Prior to 1971, the car a step below the top-tier Ambassador in American Motors’ lineup was the Rebel, and it could be had in about every form, form dependable six-cylinder station wagon to the all-American “The Machine” package that would happily go toe-to-toe with any of the other intermediate monsters available that year. Along with the SC/Rambler, the Javelin and the AMX, American Motors had their eye solidly on performance and were getting drunk on it all…remember, this is about the same time that the company swung for the fences with the AMX/3 sports car concept. But in 1971, the Rebel was changed. The name was tanked, namely as it’s reference towards a war just over a century prior wasn’t really welcomed, and the name “Matador” was brought in. Wait a minute…”Matador”…as in “matador de toros” (killer of bulls)? That was an improvement?! And if we can overlook the name change, let’s also look at the loss of “The Machine”…instead, you could put a similar “Go Package” onto a Matador. Any Matador. Even the wagon. Just don’t ask for the stripes, those were gone.
In truth, the 1971 Matador was the Rebel, with new badges and the Ambassador’s front clip. Everything else was pretty much the same. So what’s in a name? Nothing, really. It’s about what the car looks like, sounds like, and how it makes you feel when you drive it. This 1971 Matador’s sporting the red/white/blue stripe kit you’d find on a 1970 Machine, and the rest of the car looks nice and sorted.

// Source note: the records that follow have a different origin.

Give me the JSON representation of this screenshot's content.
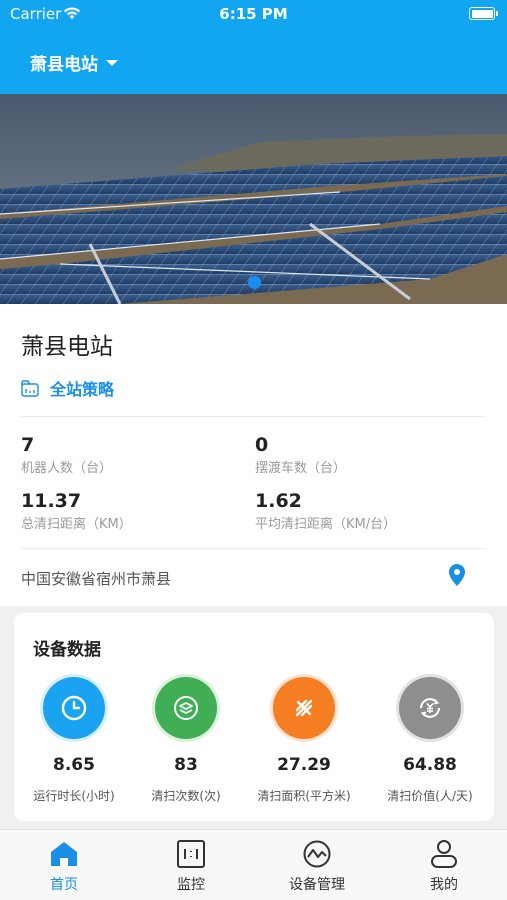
{
  "status_bar": {
    "carrier": "Carrier",
    "time": "6:15 PM"
  },
  "header": {
    "station_name": "萧县电站"
  },
  "banner": {
    "image": "solar-panels-photo"
  },
  "station": {
    "title": "萧县电站",
    "strategy_label": "全站策略",
    "stats": [
      {
        "value": "7",
        "label": "机器人数（台）"
      },
      {
        "value": "0",
        "label": "摆渡车数（台）"
      },
      {
        "value": "11.37",
        "label": "总清扫距离（KM）"
      },
      {
        "value": "1.62",
        "label": "平均清扫距离（KM/台）"
      }
    ],
    "address": "中国安徽省宿州市萧县"
  },
  "equipment": {
    "title": "设备数据",
    "metrics": [
      {
        "value": "8.65",
        "label": "运行时长(小时)",
        "icon": "clock-icon",
        "color": "#1aa3f0"
      },
      {
        "value": "83",
        "label": "清扫次数(次)",
        "icon": "layers-icon",
        "color": "#3fae55"
      },
      {
        "value": "27.29",
        "label": "清扫面积(平方米)",
        "icon": "area-icon",
        "color": "#f57e22"
      },
      {
        "value": "64.88",
        "label": "清扫价值(人/天)",
        "icon": "yuan-icon",
        "color": "#8e8e8e"
      }
    ]
  },
  "tabs": [
    {
      "label": "首页",
      "icon": "home-icon",
      "active": true
    },
    {
      "label": "监控",
      "icon": "monitor-icon",
      "active": false
    },
    {
      "label": "设备管理",
      "icon": "device-management-icon",
      "active": false
    },
    {
      "label": "我的",
      "icon": "profile-icon",
      "active": false
    }
  ],
  "colors": {
    "primary": "#12a5f0",
    "accent": "#1990e6"
  }
}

The AMC 360 underhood will move it around well enough. And you’ll never see another one coming at you unless you went to an AMC-only show. So, which is it…rebelling against more mainstream choices, or are you the bullfighter? Do you care? If you do, just remember: it’s only a machine.